RECORDS PROVIDED -

● ● ● ● ● ● ●

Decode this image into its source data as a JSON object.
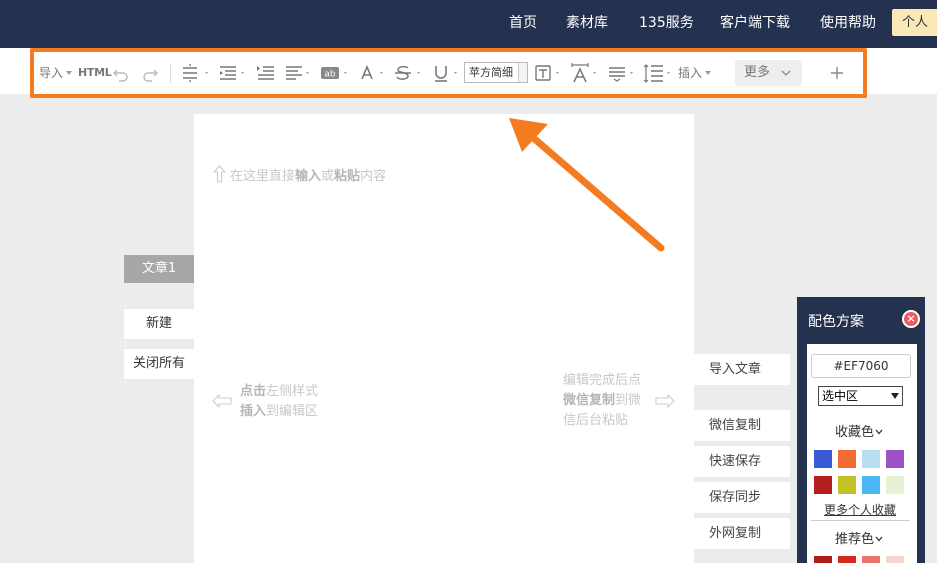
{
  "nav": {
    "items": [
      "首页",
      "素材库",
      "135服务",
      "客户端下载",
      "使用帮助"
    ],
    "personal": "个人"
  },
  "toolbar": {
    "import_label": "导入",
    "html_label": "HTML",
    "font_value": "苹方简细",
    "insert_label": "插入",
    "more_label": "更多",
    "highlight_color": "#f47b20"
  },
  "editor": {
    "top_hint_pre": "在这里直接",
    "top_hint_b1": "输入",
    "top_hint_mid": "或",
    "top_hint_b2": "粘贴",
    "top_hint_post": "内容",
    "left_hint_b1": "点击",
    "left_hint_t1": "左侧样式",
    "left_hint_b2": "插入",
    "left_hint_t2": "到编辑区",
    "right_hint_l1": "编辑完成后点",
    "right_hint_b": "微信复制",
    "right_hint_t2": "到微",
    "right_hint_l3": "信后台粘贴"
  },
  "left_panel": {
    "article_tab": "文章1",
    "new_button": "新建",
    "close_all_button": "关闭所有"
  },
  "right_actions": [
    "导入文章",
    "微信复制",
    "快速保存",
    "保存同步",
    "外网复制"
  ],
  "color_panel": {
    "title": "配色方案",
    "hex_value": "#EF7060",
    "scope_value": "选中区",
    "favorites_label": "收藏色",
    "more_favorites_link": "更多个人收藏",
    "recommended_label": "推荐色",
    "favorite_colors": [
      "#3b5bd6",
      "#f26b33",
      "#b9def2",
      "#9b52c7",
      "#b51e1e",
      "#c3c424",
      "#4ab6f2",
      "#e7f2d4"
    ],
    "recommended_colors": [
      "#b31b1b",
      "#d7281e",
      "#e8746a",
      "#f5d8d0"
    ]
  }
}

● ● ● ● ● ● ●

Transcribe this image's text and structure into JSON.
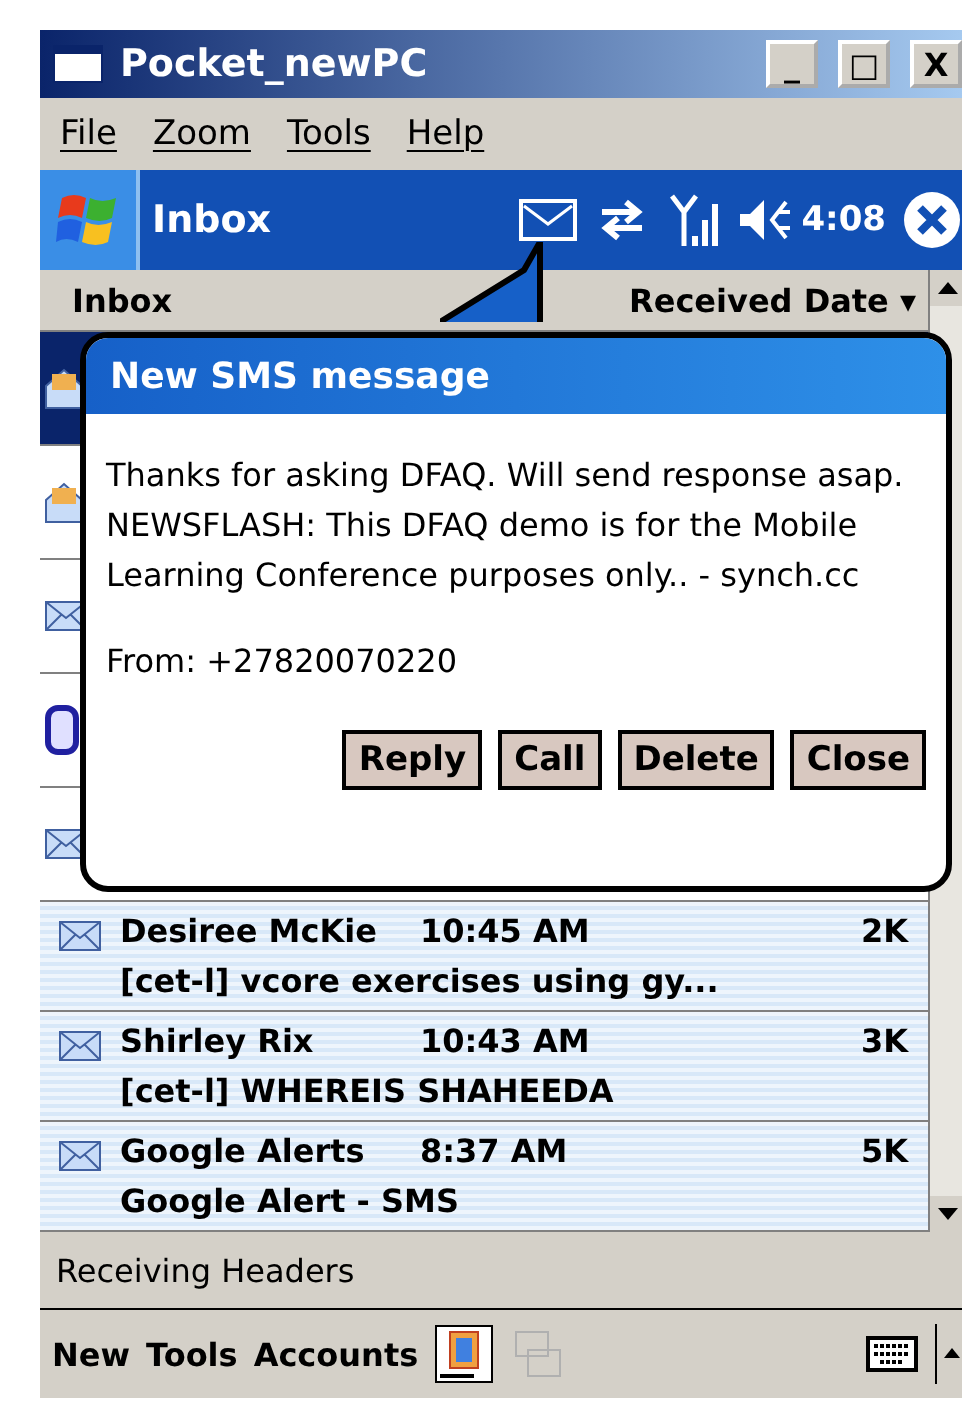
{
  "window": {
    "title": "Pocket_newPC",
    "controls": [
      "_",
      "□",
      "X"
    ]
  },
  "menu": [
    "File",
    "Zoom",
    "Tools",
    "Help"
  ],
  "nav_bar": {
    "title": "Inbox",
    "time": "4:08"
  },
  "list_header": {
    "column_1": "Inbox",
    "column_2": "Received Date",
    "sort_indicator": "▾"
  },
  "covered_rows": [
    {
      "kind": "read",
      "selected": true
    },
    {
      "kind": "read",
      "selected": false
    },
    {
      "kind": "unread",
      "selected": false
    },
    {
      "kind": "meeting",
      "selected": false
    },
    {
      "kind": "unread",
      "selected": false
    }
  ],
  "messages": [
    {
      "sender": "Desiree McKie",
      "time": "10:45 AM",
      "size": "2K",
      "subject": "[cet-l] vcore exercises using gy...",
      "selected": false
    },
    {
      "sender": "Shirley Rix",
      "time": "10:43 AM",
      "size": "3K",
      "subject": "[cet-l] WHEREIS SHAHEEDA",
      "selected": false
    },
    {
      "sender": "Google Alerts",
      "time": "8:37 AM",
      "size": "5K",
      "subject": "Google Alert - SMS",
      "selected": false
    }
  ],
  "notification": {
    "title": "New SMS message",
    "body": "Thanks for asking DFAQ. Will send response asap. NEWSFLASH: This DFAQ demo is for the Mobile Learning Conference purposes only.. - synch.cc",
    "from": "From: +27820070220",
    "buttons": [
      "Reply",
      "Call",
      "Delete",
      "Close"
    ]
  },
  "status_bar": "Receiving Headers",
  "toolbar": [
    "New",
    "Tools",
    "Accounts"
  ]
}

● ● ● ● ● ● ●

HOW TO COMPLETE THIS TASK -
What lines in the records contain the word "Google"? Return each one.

TASK OUTPUT -
      "sender": "Google Alerts",
      "subject": "Google Alert - SMS",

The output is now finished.